TASK PROMPT: Nothing in the records below should be altered when they are retyped.

EXERCISE MATERIALS:

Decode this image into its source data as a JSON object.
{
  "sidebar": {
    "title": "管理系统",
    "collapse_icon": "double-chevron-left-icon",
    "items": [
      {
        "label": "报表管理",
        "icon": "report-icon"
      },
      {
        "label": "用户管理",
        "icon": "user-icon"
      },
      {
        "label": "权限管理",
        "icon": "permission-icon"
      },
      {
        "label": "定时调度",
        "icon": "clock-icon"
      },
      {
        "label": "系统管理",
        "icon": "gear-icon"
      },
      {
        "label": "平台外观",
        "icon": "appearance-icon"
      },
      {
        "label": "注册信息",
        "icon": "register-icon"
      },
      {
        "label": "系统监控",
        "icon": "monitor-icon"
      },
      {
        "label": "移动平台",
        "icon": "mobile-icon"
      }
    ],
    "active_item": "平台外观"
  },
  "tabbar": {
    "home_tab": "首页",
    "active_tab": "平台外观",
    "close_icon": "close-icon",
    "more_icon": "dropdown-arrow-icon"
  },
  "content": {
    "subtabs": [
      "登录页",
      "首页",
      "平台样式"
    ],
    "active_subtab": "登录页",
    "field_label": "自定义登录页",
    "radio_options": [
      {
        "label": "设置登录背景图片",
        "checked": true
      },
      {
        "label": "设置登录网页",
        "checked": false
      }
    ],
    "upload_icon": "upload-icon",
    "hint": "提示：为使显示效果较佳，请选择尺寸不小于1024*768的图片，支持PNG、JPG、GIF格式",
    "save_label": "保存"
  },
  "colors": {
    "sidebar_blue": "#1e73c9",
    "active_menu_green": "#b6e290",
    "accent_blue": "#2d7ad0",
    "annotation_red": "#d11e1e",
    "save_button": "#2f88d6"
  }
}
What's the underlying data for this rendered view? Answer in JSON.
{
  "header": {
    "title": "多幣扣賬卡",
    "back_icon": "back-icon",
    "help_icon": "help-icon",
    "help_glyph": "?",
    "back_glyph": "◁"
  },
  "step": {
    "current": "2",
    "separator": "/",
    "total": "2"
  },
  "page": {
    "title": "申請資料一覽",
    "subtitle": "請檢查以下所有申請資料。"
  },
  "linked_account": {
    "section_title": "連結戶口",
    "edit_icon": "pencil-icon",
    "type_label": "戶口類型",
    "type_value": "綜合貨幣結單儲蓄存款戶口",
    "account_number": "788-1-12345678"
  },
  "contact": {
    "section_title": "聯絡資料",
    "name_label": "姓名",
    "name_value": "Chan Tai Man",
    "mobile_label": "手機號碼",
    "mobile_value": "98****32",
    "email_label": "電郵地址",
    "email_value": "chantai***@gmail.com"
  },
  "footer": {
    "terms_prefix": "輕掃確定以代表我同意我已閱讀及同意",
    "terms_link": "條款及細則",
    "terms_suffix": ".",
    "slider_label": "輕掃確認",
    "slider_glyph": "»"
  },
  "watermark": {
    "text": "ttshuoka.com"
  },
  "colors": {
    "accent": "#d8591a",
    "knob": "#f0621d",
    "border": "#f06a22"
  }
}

EXERCISE SOLUTION:
Decode this image into its source data as a JSON object.
{
  "sidebar": {
    "title": "管理系统",
    "collapse_icon": "double-chevron-left-icon",
    "items": [
      {
        "label": "报表管理",
        "icon": "report-icon"
      },
      {
        "label": "用户管理",
        "icon": "user-icon"
      },
      {
        "label": "权限管理",
        "icon": "permission-icon"
      },
      {
        "label": "定时调度",
        "icon": "clock-icon"
      },
      {
        "label": "系统管理",
        "icon": "gear-icon"
      },
      {
        "label": "平台外观",
        "icon": "appearance-icon"
      },
      {
        "label": "注册信息",
        "icon": "register-icon"
      },
      {
        "label": "系统监控",
        "icon": "monitor-icon"
      },
      {
        "label": "移动平台",
        "icon": "mobile-icon"
      }
    ],
    "active_item": "平台外观"
  },
  "tabbar": {
    "home_tab": "首页",
    "active_tab": "平台外观",
    "close_icon": "close-icon",
    "more_icon": "dropdown-arrow-icon"
  },
  "content": {
    "subtabs": [
      "登录页",
      "首页",
      "平台样式"
    ],
    "active_subtab": "登录页",
    "field_label": "自定义登录页",
    "radio_options": [
      {
        "label": "设置登录背景图片",
        "checked": true
      },
      {
        "label": "设置登录网页",
        "checked": false
      }
    ],
    "upload_icon": "upload-icon",
    "hint": "提示：为使显示效果较佳，请选择尺寸不小于1024*768的图片，支持PNG、JPG、GIF格式",
    "save_label": "保存"
  },
  "colors": {
    "sidebar_blue": "#1e73c9",
    "active_menu_green": "#b6e290",
    "accent_blue": "#2d7ad0",
    "annotation_red": "#d11e1e",
    "save_button": "#2f88d6"
  }
}
What's the underlying data for this rendered view? Answer in JSON.
{
  "header": {
    "title": "多幣扣賬卡",
    "back_icon": "back-icon",
    "help_icon": "help-icon",
    "help_glyph": "?",
    "back_glyph": "◁"
  },
  "step": {
    "current": "2",
    "separator": "/",
    "total": "2"
  },
  "page": {
    "title": "申請資料一覽",
    "subtitle": "請檢查以下所有申請資料。"
  },
  "linked_account": {
    "section_title": "連結戶口",
    "edit_icon": "pencil-icon",
    "type_label": "戶口類型",
    "type_value": "綜合貨幣結單儲蓄存款戶口",
    "account_number": "788-1-12345678"
  },
  "contact": {
    "section_title": "聯絡資料",
    "name_label": "姓名",
    "name_value": "Chan Tai Man",
    "mobile_label": "手機號碼",
    "mobile_value": "98****32",
    "email_label": "電郵地址",
    "email_value": "chantai***@gmail.com"
  },
  "footer": {
    "terms_prefix": "輕掃確定以代表我同意我已閱讀及同意",
    "terms_link": "條款及細則",
    "terms_suffix": ".",
    "slider_label": "輕掃確認",
    "slider_glyph": "»"
  },
  "watermark": {
    "text": "ttshuoka.com"
  },
  "colors": {
    "accent": "#d8591a",
    "knob": "#f0621d",
    "border": "#f06a22"
  }
}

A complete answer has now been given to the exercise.